Scott Wiener is California State Senator for San Francisco, whose SB827, co-sponsored by State Senator Nancy Skinner, will move some zoning responsibility from cities to the state, forcing cities to allow the construction of higher-density housing (duplexes, eight-plexes and midrise, six-story apartment buildings) near public transit stops. Read the rest

LA's soaring homelessness is distorting the national statistics

LA's homeless population is up 75% over the past six years; remove LA from the national statistics and the rate of American homelessness is actually in decline. Read the rest

Three national corporations control nearly all of San Francisco's live music

Jamie Zawinski (previously), who owns San Francisco's amazing DNA Lounge venue, does a postmortem on the announcements from Slim's and the Great American Music Hall that they have "partnered" with Golden Voice, a division of Anschutz Entertainment Group, a $8 billion company that is the world's largest owner of sports teams and events; owns Coachella and ten other large festivals, and is in turned owned by a Fundamentalist, homophobic, climate change denier. Read the rest

California joins Montana and New York in creating state Net Neutrality rules

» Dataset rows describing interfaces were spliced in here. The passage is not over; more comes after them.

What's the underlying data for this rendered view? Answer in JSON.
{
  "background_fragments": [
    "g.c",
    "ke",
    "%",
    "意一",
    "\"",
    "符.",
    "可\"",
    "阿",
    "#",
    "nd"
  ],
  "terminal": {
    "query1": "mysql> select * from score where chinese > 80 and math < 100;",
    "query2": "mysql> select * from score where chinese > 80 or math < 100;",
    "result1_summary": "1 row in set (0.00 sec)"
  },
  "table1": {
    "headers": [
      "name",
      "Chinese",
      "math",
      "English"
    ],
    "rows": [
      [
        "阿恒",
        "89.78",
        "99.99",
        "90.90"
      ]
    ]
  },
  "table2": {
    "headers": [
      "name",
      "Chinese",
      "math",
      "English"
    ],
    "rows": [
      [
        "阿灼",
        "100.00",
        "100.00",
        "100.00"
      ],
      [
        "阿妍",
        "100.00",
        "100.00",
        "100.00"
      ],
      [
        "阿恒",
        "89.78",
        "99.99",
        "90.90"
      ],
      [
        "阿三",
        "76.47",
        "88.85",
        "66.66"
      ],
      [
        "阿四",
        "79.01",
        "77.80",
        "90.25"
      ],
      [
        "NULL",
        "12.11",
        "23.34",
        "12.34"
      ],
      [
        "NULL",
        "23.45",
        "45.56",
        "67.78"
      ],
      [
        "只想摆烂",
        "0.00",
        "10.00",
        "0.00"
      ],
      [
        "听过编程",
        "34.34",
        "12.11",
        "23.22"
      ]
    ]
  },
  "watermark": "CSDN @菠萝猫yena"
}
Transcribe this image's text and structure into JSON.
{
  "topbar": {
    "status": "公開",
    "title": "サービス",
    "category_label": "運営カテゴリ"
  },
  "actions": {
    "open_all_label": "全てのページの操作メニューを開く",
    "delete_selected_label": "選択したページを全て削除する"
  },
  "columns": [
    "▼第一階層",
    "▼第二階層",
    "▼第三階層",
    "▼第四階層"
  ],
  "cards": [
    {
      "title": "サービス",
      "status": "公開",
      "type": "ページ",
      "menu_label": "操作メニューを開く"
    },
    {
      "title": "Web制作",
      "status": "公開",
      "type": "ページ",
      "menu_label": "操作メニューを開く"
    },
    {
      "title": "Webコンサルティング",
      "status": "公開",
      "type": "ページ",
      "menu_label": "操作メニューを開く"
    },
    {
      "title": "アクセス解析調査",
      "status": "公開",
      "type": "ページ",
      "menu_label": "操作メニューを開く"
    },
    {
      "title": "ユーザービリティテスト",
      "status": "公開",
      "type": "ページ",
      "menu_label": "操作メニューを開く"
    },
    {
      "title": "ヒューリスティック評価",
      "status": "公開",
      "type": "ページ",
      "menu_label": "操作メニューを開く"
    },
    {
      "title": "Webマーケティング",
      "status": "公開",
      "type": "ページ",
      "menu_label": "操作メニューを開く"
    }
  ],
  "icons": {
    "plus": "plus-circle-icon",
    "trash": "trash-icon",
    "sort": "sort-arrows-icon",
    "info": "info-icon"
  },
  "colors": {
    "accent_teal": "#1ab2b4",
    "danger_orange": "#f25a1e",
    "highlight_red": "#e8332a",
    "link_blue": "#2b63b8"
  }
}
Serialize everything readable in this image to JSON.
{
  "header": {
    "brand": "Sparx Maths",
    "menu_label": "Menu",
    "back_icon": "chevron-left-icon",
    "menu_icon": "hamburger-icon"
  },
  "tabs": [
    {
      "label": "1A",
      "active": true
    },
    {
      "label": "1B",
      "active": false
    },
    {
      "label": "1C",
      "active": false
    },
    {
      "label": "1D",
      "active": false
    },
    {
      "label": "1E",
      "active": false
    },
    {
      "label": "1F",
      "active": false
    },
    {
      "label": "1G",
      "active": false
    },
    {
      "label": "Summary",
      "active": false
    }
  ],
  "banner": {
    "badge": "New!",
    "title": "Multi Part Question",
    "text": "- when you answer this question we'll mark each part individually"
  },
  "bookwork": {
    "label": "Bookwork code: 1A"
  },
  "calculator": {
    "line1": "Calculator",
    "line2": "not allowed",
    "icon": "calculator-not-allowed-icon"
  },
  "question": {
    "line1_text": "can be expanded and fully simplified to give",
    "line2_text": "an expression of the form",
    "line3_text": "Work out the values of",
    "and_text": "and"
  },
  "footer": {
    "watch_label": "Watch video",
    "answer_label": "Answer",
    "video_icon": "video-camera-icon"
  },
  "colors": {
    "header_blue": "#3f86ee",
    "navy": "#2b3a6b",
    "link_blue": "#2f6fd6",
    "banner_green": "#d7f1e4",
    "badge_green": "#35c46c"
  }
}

The FCC's order killing Net Neutrality in December 2016 also includes a prohibition on states making their own telcoms rules that restore it (this is a mixed bag -- if states' rights don't permit them to overrule the FCC, then a future FCC that reinstates a Net Neutrality order could stop states whose governments are captured by telcoms lobbyists from subverting it), and states have fought back though a loophole: the governors of Montana and New York have issued executive orders banning non-Neutral ISPs from doing business with the government; but in California, the State Senate just went further. Read the rest

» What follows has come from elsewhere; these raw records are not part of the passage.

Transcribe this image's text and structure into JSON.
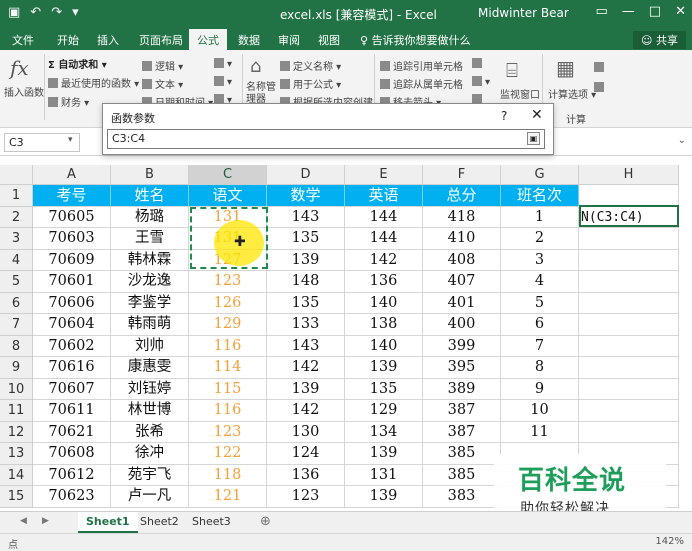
{
  "app": {
    "title": "excel.xls  [兼容模式] - Excel",
    "user": "Midwinter Bear",
    "share": "共享"
  },
  "ribbon": {
    "tabs": [
      "文件",
      "开始",
      "插入",
      "页面布局",
      "公式",
      "数据",
      "审阅",
      "视图"
    ],
    "active_tab": "公式",
    "tellme": "告诉我你想要做什么",
    "insert_function": "插入函数",
    "autosum": "自动求和",
    "recent": "最近使用的函数",
    "finance": "财务",
    "logic": "逻辑",
    "text": "文本",
    "datetime": "日期和时间",
    "name_mgr": "名称管理器",
    "define_name": "定义名称",
    "use_in_formula": "用于公式",
    "create_from_sel": "根据所选内容创建",
    "trace_precedents": "追踪引用单元格",
    "trace_dependents": "追踪从属单元格",
    "remove_arrows": "移去箭头",
    "watch": "监视窗口",
    "calc_options": "计算选项",
    "calc_group": "计算"
  },
  "formula_bar": {
    "name_box": "C3"
  },
  "dialog": {
    "title": "函数参数",
    "help": "?",
    "value": "C3:C4"
  },
  "grid": {
    "columns": [
      "A",
      "B",
      "C",
      "D",
      "E",
      "F",
      "G",
      "H"
    ],
    "rows": [
      "1",
      "2",
      "3",
      "4",
      "5",
      "6",
      "7",
      "8",
      "9",
      "10",
      "11",
      "12",
      "13",
      "14",
      "15"
    ],
    "header": [
      "考号",
      "姓名",
      "语文",
      "数学",
      "英语",
      "总分",
      "班名次",
      ""
    ],
    "data": [
      [
        "70605",
        "杨璐",
        "131",
        "143",
        "144",
        "418",
        "1",
        "N(C3:C4)"
      ],
      [
        "70603",
        "王雪",
        "131",
        "135",
        "144",
        "410",
        "2",
        ""
      ],
      [
        "70609",
        "韩林霖",
        "127",
        "139",
        "142",
        "408",
        "3",
        ""
      ],
      [
        "70601",
        "沙龙逸",
        "123",
        "148",
        "136",
        "407",
        "4",
        ""
      ],
      [
        "70606",
        "李鉴学",
        "126",
        "135",
        "140",
        "401",
        "5",
        ""
      ],
      [
        "70604",
        "韩雨萌",
        "129",
        "133",
        "138",
        "400",
        "6",
        ""
      ],
      [
        "70602",
        "刘帅",
        "116",
        "143",
        "140",
        "399",
        "7",
        ""
      ],
      [
        "70616",
        "康惠雯",
        "114",
        "142",
        "139",
        "395",
        "8",
        ""
      ],
      [
        "70607",
        "刘钰婷",
        "115",
        "139",
        "135",
        "389",
        "9",
        ""
      ],
      [
        "70611",
        "林世博",
        "116",
        "142",
        "129",
        "387",
        "10",
        ""
      ],
      [
        "70621",
        "张希",
        "123",
        "130",
        "134",
        "387",
        "11",
        ""
      ],
      [
        "70608",
        "徐冲",
        "122",
        "124",
        "139",
        "385",
        "",
        ""
      ],
      [
        "70612",
        "苑宇飞",
        "118",
        "136",
        "131",
        "385",
        "",
        ""
      ],
      [
        "70623",
        "卢一凡",
        "121",
        "123",
        "139",
        "383",
        "",
        ""
      ]
    ]
  },
  "sheets": [
    "Sheet1",
    "Sheet2",
    "Sheet3"
  ],
  "active_sheet": "Sheet1",
  "status": {
    "mode": "点",
    "zoom": "142%"
  },
  "watermark": {
    "big": "百科全说",
    "small": "助你轻松解决"
  },
  "colors": {
    "excel_green": "#217346",
    "header_fill": "#00b0f0",
    "chinese_score": "#f2a23a"
  }
}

Converted garage now home to museum of 'curious scents'

Almost directly behind the legendary Chez Panisse in Berkeley, California is a garage that has been converted into a tiny museum dedicated to fragrance. Its curator, author and perfumer Mandy Aftel, opened the Aftel Archive of Curious Scents just last year.

Bianca Taylor of KQED Arts recently visited the archive and writes:

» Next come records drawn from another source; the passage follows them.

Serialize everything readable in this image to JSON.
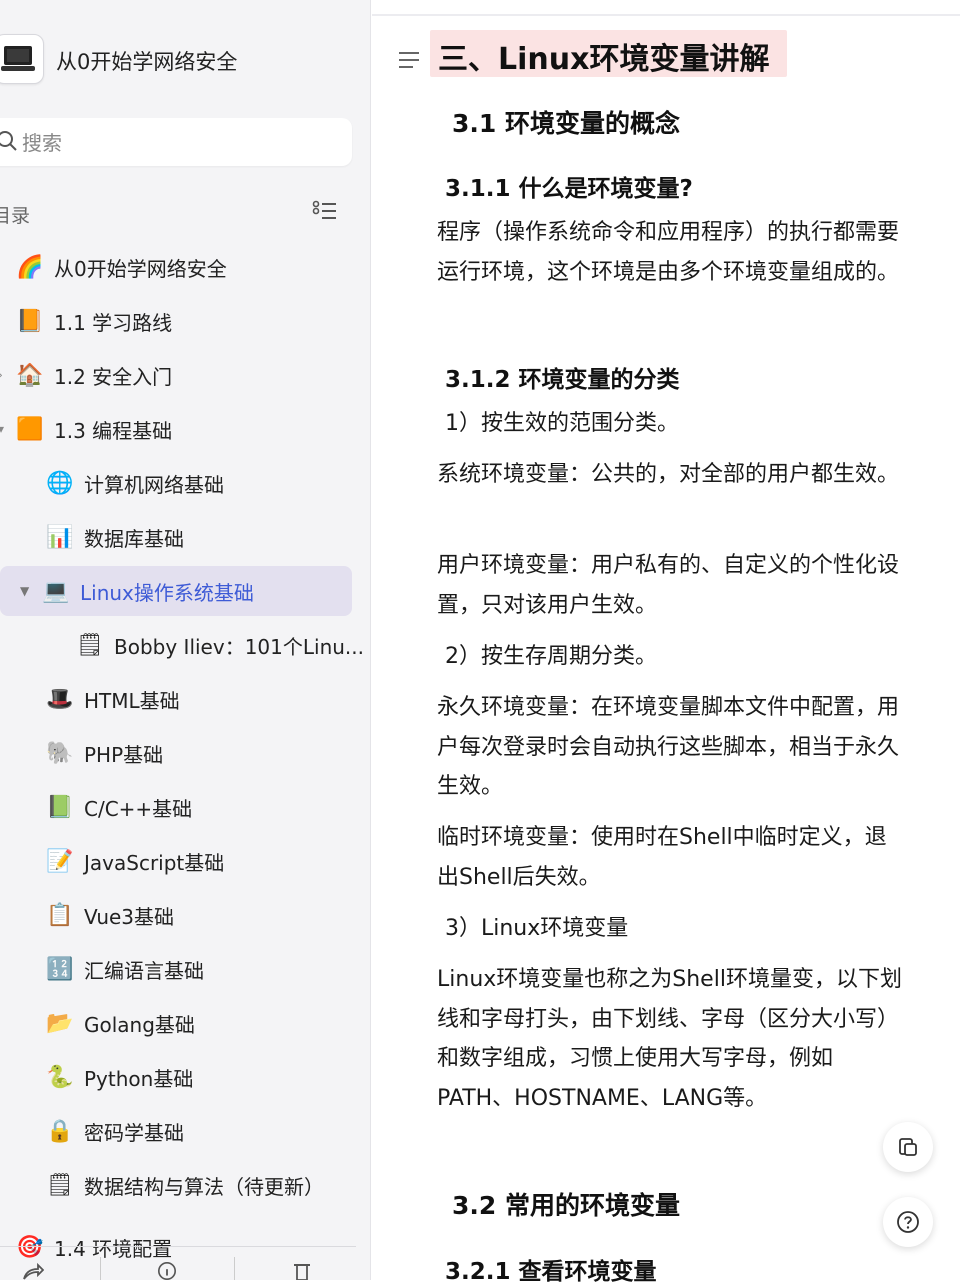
{
  "app": {
    "title": "从0开始学网络安全"
  },
  "search": {
    "placeholder": "搜索"
  },
  "toc": {
    "title": "目录"
  },
  "nav": [
    {
      "label": "从0开始学网络安全",
      "icon": "rainbow-icon"
    },
    {
      "label": "1.1 学习路线",
      "icon": "orange-book-icon"
    },
    {
      "label": "1.2 安全入门",
      "icon": "purple-home-icon"
    },
    {
      "label": "1.3 编程基础",
      "icon": "orange-folder-icon"
    },
    {
      "label": "计算机网络基础",
      "icon": "globe-icon"
    },
    {
      "label": "数据库基础",
      "icon": "bar-chart-icon"
    },
    {
      "label": "Linux操作系统基础",
      "icon": "laptop-icon"
    },
    {
      "label": "Bobby Iliev：101个Linu...",
      "icon": "document-icon"
    },
    {
      "label": "HTML基础",
      "icon": "top-hat-icon"
    },
    {
      "label": "PHP基础",
      "icon": "elephant-icon"
    },
    {
      "label": "C/C++基础",
      "icon": "green-book-icon"
    },
    {
      "label": "JavaScript基础",
      "icon": "memo-icon"
    },
    {
      "label": "Vue3基础",
      "icon": "clipboard-icon"
    },
    {
      "label": "汇编语言基础",
      "icon": "blue-grid-icon"
    },
    {
      "label": "Golang基础",
      "icon": "folder-icon"
    },
    {
      "label": "Python基础",
      "icon": "snake-icon"
    },
    {
      "label": "密码学基础",
      "icon": "lock-icon"
    },
    {
      "label": "数据结构与算法（待更新）",
      "icon": "document-icon"
    },
    {
      "label": "1.4 环境配置",
      "icon": "target-icon"
    }
  ],
  "article": {
    "h1": "三、Linux环境变量讲解",
    "sec_3_1": "3.1 环境变量的概念",
    "sec_3_1_1": "3.1.1 什么是环境变量?",
    "p1": "程序（操作系统命令和应用程序）的执行都需要运行环境，这个环境是由多个环境变量组成的。",
    "sec_3_1_2": "3.1.2 环境变量的分类",
    "p2": "1）按生效的范围分类。",
    "p3": "系统环境变量：公共的，对全部的用户都生效。",
    "p4": "用户环境变量：用户私有的、自定义的个性化设置，只对该用户生效。",
    "p5": "2）按生存周期分类。",
    "p6": "永久环境变量：在环境变量脚本文件中配置，用户每次登录时会自动执行这些脚本，相当于永久生效。",
    "p7": "临时环境变量：使用时在Shell中临时定义，退出Shell后失效。",
    "p8": "3）Linux环境变量",
    "p9": "Linux环境变量也称之为Shell环境量变，以下划线和字母打头，由下划线、字母（区分大小写）和数字组成，习惯上使用大写字母，例如PATH、HOSTNAME、LANG等。",
    "sec_3_2": "3.2 常用的环境变量",
    "sec_3_2_1": "3.2.1 查看环境变量"
  },
  "colors": {
    "active_bg": "#e3e0ef",
    "active_text": "#3e5bd6",
    "heading_highlight": "#fbe3e3"
  }
}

Aftel tells me that the natural oils in her perfumes are not as pungent and long-lasting as the synthetic oils that you’d find at a makeup counter.

The Aftel Archive of Curious Scents was founded as a way to share her love of natural fragrance with the world...

Aftel says perfume is more than just Chanel. Scented materials have been used in spiritual traditions from Buddhism to Catholicism, and Native American rituals. She has created nearly all of the 300 scents in the museum.

“Perfume has a very tangled history,” she explains. “There is no civilization that didn’t revere and want scented materials.”

The New York Times Style Magazine visited in 2017 and reported:

...[It] is not just the first museum in the U.S. dedicated to perfume, but more beguilingly, the first one dedicated to the experience of fragrance. This tiny museum manages to contain the olfactory history of the world: hundreds of natural essences, raw ingredients and antique tinctures gathered from every corner of the globe, and all available for visitors to smell.

The museum is only open on Saturdays from 10 AM to 6 PM, and tickets are $20. That buys you one hour and "3 letter-press scent strips to dip in essences and take home."

image via Aftelier Perfumes Read the rest

I'm speaking at UCSD on Feb 9!

I'm appearing at UCSD on February 9, with a talk called "Scarcity, Abundance and the Finite Planet: Nothing Exceeds Like Excess," in which I'll discuss the potentials for scarcity and abundance -- and bright-green vs austere-green futurism -- drawing on my novels Walkaway, Makers and Down and Out in the Magic Kingdom. Read the rest

California's lax usury laws means out-of-state loan sharks are charging desperate Californians 183% APRs

California regulates payday loans (good thing, since Trump's about to kill the federal rules preventing payday loansharking), but not "installment loans" of $2,500 to $5,000 and that means that out-of-state lenders are able to target desperate Californians; they're getting seven-year loans of $5,000 that cost $42,000 to repay. Read the rest

More posts